> EXERCISE GOAL: Whenever a line in the entries below contains "JSON", copy that line.

Saved data entries
◇ ◇ ◇

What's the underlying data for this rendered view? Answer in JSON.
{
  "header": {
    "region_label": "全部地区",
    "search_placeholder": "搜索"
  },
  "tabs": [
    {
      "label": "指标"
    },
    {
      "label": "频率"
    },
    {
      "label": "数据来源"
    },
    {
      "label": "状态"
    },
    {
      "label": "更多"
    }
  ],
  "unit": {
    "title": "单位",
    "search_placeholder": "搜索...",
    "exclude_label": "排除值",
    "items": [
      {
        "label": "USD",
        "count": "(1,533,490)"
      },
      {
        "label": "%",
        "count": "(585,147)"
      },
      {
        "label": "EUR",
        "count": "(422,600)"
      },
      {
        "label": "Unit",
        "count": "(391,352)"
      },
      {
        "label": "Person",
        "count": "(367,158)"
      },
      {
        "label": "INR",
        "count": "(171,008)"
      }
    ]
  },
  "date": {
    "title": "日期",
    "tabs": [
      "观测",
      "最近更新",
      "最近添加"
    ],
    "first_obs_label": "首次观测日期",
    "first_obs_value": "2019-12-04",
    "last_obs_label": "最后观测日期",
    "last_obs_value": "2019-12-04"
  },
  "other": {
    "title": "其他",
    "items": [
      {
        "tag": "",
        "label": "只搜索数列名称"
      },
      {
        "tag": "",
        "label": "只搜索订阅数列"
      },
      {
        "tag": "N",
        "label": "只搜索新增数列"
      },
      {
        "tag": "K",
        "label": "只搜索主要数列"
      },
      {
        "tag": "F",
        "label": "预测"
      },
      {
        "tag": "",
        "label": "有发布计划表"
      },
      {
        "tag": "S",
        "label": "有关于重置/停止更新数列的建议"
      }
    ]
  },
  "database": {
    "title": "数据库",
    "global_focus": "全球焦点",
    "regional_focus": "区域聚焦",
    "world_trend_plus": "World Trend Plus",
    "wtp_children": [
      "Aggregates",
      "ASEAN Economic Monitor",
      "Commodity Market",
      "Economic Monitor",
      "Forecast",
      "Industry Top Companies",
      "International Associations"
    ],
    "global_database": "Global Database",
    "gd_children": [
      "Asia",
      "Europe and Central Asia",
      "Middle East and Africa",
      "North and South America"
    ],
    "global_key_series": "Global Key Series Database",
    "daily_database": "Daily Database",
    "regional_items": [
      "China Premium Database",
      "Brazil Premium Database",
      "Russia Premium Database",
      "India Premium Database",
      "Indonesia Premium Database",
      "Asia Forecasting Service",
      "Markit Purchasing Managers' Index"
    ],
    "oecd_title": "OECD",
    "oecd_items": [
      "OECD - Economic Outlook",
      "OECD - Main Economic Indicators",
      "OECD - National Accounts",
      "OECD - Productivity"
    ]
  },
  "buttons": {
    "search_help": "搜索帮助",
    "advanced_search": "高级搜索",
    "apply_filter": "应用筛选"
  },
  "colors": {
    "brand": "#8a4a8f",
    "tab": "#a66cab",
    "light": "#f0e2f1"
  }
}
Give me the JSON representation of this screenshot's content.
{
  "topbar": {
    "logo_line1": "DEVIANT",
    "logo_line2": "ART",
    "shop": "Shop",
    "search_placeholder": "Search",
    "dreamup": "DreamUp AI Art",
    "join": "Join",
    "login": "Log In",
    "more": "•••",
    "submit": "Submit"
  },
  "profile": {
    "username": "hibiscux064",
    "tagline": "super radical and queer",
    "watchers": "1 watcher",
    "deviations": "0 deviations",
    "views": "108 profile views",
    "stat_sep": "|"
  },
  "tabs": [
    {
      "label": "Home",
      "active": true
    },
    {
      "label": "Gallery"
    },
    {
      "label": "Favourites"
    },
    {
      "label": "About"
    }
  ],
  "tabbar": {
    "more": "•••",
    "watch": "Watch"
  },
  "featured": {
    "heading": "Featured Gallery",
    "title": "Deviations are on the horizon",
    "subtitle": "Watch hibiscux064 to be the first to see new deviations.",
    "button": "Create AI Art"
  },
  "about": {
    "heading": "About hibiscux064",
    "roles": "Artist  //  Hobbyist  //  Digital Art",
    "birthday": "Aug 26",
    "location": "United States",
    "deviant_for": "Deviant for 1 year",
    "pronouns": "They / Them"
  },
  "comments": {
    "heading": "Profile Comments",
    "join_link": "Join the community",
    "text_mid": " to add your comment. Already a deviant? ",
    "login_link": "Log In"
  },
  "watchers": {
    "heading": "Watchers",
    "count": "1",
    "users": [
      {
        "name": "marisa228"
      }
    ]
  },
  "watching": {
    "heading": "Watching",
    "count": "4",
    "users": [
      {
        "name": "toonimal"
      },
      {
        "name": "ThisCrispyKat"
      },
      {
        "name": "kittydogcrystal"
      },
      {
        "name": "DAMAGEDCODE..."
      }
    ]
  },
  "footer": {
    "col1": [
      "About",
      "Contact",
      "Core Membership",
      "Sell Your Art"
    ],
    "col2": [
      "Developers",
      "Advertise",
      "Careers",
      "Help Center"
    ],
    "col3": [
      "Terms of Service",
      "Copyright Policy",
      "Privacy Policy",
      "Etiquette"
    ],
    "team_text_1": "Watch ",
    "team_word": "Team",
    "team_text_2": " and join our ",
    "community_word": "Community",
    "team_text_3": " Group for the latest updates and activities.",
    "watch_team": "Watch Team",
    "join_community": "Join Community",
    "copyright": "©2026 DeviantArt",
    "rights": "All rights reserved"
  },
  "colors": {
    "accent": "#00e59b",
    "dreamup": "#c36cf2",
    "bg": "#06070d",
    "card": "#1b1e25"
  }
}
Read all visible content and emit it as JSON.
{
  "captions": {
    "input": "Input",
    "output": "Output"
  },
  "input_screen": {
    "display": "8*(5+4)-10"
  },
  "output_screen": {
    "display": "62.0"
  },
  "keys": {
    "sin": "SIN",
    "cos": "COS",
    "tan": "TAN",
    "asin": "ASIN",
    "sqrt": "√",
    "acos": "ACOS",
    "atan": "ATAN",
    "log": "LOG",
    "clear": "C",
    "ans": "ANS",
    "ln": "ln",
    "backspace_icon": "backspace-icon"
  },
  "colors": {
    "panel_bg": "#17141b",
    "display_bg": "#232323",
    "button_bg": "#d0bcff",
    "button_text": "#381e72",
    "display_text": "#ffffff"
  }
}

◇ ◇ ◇

> PROBLEM SOLUTION:
What's the underlying data for this rendered view? Answer in JSON.
Give me the JSON representation of this screenshot's content.
Read all visible content and emit it as JSON.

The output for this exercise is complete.